** THE PROBLEM **
The result should be every line in the data below that carries the string "config".

(Component data from apps and pages)
+++++

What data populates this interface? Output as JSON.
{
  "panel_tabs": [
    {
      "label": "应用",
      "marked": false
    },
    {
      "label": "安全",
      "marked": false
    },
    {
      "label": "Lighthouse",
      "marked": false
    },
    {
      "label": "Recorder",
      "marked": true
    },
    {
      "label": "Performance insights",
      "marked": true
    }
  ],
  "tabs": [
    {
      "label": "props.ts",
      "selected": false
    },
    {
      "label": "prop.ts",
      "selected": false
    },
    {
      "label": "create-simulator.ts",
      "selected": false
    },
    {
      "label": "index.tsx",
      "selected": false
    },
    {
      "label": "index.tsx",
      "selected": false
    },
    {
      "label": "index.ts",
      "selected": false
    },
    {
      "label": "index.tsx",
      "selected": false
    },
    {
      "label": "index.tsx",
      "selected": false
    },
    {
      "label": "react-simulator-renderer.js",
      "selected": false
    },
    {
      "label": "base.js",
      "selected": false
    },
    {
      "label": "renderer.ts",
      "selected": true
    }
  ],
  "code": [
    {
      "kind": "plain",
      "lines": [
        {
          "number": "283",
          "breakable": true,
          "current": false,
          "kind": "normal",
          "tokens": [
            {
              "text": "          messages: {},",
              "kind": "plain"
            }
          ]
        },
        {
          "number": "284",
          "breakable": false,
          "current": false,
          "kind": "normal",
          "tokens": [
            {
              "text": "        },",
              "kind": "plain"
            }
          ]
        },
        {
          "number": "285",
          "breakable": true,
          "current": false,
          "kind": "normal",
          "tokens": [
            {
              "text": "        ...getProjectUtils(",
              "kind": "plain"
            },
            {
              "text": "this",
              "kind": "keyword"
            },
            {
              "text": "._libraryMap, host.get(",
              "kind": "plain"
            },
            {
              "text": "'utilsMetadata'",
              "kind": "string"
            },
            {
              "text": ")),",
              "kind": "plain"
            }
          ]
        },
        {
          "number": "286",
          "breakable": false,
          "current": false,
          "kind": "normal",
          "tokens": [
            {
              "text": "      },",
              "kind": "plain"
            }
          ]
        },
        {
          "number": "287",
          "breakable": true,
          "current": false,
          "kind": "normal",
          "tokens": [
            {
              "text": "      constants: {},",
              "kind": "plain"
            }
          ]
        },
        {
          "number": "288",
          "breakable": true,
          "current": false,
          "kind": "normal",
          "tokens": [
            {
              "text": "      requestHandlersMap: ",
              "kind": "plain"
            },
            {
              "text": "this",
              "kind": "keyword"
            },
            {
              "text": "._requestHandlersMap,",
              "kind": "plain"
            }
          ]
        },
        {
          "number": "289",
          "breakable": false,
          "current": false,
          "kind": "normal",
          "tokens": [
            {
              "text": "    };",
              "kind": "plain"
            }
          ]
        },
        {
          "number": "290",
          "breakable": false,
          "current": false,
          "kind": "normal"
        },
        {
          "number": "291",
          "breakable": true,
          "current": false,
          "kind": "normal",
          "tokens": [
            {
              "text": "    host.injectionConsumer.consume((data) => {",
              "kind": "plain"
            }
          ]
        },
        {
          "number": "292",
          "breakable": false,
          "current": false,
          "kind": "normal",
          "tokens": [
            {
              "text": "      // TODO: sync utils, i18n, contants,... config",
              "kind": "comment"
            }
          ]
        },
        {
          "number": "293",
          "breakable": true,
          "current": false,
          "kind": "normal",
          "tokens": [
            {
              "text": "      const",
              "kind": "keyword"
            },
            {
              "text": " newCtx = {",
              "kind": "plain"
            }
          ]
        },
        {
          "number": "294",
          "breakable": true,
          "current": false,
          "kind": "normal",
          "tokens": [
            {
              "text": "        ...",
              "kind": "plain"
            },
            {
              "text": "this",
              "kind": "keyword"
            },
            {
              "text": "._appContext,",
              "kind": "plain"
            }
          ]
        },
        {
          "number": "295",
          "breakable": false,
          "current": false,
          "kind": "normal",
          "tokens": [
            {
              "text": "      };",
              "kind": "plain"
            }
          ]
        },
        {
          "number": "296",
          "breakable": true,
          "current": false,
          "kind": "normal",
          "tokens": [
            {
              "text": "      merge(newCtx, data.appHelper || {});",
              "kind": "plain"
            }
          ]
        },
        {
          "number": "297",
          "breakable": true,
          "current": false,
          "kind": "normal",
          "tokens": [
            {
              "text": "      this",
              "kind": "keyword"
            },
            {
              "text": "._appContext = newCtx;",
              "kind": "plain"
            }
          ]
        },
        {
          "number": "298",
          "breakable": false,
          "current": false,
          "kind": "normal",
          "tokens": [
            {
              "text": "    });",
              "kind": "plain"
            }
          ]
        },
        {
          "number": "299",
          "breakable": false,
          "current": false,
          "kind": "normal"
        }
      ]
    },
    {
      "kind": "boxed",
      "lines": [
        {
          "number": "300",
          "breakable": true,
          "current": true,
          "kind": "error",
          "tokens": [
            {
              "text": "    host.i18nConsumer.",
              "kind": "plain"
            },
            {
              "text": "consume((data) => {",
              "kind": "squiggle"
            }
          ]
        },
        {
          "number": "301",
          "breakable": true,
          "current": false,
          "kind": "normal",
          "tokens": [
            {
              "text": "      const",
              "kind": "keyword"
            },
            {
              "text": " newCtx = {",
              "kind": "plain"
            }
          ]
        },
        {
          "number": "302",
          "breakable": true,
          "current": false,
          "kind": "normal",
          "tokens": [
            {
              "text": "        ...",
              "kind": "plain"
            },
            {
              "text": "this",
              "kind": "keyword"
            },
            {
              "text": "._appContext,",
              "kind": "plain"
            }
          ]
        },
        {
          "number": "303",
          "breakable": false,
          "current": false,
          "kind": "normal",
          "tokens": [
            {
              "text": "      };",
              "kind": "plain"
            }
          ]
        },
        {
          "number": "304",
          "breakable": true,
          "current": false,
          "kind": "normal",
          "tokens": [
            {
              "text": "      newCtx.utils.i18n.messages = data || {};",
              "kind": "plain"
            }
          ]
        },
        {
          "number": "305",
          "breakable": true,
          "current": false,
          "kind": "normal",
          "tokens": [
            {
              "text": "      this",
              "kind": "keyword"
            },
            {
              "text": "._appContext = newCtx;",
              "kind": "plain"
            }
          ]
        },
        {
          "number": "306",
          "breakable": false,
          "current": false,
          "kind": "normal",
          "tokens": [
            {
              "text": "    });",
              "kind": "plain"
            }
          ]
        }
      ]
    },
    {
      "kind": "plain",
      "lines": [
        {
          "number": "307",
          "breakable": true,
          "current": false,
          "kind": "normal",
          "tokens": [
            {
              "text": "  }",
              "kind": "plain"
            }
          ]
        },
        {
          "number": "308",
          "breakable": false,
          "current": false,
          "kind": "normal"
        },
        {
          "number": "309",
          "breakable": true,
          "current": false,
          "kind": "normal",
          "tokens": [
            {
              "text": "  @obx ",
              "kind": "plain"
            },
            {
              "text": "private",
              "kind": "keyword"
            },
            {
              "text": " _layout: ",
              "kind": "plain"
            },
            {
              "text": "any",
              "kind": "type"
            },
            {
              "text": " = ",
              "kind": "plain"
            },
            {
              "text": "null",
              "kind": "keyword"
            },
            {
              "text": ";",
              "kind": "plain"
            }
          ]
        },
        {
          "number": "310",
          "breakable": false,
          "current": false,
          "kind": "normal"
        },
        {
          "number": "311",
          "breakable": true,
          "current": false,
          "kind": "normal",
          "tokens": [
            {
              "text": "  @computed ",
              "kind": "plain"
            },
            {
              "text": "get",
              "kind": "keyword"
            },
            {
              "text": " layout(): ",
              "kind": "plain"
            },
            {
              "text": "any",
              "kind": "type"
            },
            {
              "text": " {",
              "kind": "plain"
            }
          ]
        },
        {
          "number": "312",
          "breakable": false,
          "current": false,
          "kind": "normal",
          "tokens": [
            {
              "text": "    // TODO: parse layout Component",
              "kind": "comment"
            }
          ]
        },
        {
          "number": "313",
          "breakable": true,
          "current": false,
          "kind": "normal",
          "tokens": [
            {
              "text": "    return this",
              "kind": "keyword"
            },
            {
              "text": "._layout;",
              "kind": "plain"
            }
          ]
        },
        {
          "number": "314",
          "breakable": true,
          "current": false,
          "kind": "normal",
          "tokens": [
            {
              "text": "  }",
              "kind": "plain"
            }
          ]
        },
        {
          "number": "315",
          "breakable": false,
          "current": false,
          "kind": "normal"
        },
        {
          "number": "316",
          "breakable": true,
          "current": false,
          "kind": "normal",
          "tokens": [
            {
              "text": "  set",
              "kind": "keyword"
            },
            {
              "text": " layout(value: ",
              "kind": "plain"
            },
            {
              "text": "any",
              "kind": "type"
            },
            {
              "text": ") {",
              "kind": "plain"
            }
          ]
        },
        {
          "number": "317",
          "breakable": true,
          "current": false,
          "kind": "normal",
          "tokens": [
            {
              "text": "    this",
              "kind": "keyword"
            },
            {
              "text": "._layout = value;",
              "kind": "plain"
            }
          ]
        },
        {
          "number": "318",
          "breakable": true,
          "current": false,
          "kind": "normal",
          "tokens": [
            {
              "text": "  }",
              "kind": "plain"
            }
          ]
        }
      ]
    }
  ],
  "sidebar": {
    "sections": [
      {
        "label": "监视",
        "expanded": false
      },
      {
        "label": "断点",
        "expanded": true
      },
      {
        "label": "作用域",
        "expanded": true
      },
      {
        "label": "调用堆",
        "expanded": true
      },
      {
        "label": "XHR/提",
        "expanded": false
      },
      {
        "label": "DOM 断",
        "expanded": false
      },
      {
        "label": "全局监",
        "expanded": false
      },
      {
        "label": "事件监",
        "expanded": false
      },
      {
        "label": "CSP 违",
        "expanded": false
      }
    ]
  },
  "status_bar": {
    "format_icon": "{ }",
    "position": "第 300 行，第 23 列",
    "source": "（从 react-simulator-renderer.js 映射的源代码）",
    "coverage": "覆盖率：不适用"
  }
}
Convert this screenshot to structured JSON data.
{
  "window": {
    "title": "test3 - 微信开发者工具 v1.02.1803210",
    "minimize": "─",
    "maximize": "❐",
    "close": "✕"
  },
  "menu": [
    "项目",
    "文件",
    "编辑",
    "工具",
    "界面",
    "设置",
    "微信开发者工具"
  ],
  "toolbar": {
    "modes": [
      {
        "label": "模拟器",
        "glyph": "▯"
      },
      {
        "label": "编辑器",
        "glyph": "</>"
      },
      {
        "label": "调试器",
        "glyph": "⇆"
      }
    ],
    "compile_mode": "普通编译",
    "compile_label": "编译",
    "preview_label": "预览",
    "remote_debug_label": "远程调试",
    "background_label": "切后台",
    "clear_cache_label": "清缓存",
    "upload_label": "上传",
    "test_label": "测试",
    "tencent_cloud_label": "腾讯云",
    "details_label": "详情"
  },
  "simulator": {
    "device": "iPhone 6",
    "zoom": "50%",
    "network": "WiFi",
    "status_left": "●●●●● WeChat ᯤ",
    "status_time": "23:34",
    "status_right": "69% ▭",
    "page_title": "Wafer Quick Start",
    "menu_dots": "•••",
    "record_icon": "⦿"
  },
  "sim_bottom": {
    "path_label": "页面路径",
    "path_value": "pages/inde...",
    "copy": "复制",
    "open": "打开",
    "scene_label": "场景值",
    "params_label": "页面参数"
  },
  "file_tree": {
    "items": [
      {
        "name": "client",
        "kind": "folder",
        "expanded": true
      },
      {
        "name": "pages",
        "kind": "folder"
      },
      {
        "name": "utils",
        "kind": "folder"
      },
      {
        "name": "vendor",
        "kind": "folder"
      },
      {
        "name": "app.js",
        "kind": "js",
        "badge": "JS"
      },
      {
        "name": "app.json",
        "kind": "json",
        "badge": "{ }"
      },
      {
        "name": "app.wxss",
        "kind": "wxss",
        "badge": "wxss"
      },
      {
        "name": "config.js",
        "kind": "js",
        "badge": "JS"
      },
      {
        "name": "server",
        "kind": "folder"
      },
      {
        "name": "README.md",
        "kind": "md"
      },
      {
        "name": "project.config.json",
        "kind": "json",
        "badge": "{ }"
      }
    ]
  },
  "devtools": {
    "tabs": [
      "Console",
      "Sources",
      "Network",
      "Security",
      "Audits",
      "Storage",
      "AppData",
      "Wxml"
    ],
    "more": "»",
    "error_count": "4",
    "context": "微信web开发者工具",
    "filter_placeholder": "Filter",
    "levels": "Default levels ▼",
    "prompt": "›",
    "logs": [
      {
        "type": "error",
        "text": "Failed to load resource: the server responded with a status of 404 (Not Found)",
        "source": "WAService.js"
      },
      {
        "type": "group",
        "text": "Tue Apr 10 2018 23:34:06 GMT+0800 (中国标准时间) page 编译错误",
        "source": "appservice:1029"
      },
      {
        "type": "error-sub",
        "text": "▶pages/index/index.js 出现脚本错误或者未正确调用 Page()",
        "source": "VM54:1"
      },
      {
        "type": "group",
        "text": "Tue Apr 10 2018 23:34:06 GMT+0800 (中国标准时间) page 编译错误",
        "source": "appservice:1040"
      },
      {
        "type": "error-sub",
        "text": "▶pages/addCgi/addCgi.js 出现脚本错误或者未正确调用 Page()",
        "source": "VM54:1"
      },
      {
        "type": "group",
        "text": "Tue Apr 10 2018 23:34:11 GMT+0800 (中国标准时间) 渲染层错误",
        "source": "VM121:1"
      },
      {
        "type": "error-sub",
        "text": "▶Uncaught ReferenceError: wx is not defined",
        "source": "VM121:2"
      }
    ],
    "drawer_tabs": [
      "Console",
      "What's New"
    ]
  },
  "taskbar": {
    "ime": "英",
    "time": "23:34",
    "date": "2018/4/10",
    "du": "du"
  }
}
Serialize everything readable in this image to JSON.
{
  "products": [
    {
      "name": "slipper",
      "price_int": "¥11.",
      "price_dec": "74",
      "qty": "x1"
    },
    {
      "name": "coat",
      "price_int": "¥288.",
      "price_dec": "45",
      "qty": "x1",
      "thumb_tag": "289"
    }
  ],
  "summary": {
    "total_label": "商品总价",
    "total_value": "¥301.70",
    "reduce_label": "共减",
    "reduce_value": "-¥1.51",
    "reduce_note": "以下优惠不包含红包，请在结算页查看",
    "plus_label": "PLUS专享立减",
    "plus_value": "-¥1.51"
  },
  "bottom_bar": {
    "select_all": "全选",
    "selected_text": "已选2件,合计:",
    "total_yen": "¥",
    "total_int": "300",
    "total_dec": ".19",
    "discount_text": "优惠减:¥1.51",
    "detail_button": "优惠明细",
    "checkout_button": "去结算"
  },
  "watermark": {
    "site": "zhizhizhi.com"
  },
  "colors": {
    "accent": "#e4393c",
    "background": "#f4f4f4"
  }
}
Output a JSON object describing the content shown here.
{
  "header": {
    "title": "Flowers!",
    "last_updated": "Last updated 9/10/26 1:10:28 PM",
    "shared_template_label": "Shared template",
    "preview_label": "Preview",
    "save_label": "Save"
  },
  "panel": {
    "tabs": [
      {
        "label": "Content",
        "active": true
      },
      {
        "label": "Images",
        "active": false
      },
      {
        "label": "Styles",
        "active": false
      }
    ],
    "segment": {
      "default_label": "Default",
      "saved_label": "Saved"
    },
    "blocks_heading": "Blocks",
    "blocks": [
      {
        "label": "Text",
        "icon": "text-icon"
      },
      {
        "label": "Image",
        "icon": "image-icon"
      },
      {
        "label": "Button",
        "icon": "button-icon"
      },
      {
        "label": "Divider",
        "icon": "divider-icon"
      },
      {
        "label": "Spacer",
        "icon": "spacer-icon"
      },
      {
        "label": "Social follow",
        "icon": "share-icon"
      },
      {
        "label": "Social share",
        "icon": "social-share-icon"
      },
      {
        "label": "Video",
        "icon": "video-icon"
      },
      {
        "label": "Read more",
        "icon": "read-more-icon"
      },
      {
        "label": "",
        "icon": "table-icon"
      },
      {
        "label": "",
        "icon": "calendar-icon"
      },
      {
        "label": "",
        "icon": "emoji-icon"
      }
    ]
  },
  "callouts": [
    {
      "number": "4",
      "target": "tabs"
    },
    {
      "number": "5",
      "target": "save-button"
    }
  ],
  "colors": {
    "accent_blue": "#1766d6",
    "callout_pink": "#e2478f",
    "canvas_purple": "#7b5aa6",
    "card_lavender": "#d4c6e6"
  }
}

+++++

** ANSWER AREA **
              "text": "      // TODO: sync utils, i18n, contants,... config",
        "name": "config.js",
        "name": "project.config.json",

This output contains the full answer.